When it comes to Ferriss, his big idea is to stop working, yes, by allowing the Internet (and its minions) to do work for you, to use automation and the reach of the Internet to reach tens of thousands of potential customers while you reap the benefits in a hammock beachside (if the cover art is anything to be believed).
Like anything, I like to think real life is somewhere between two extremes and I feel that Gerber and Ferriss' ideas represent two extremes on the same theme. One says "buy the box, manage it, and scale it" while the other says "set up a box that you forget about and churns out money". They both have great ideas that reflect what real success in business is all about.
Real success in business isn't money. It's time. It's even more precious than money.
Look at what you're doing. If you're slaving away 40, 50, 60 ... 80 hours a week on your small business, you're throwing a lot of your time at a problem; your returns are diminishing with every passing hour.
Your systems and processes may be too antiquated to allow for automation and you and your staff must do everything by hand;

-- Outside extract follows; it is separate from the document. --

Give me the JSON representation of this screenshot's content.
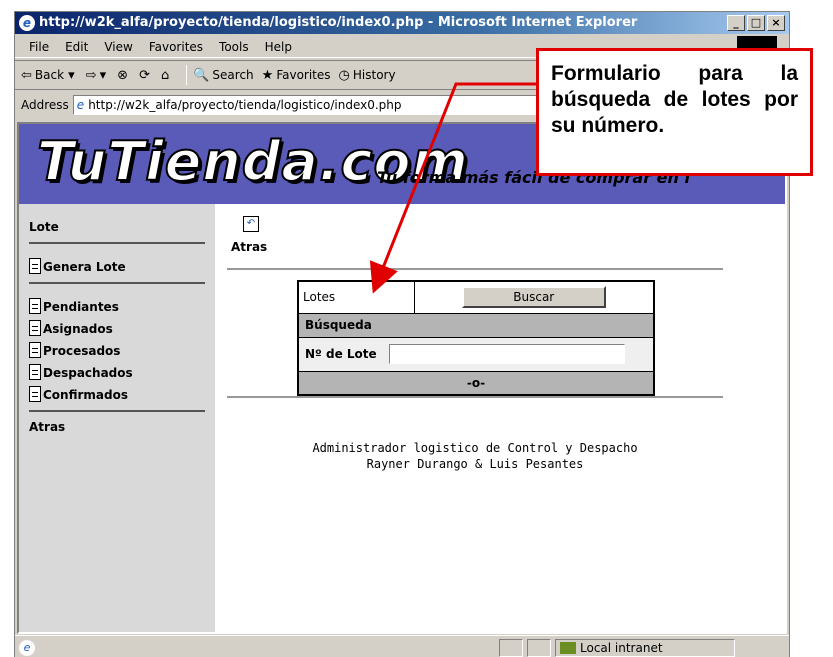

You may be too labor dependent - more scale means more people - and it takes much more capital to hire human labor and maintain it than to purchase automation (which could be depreciated over time);
You may be too dependent on physical assets - electronic or data assets scale immediately with very small incremental costs, like, doing more business onground in a retail store vs doing more business across a website ... it's infinitely cheaper to scale a website or make an app to allow for more volume of sales than it is to lease another retail space for 15 years;
You may be poor at delegation and insist on doing everything yourself which prohibits your ability to scale; one person to do it all! That's your motto!
Your business may absolutely be a job. Hell, it may even be just a hobby and not a business. It couldn't survive if you weren't around. Take a look at your operation: if you weren't there, could anything get done? If you weren't there, would your product be made or your service delivered? If you answered no, you have a job, my friend, not a business, and if your job isn't profitable, you're doing it for funzies. It's just a hobby because it's not anything you could sell to somebody else - you have no exit strategy.
So if real success in business is time then the advice I must give you is to stop working. What? Wait ... you can't? Hey, I get it, but that's what technology is for, silly. This is what tech is really good at. Automating.
Applying technology attempts to reduce the impact of labor on a business model and to allow a firm to scale without additional incremental investment. It's about working smarter than harder.
So how about if you create a new metric for yourself? Hours Spent Working. That number should go down while your Quarterly Gross Revenue numbers should go up. Right? Because that's what businesses do? They make money while you're not there.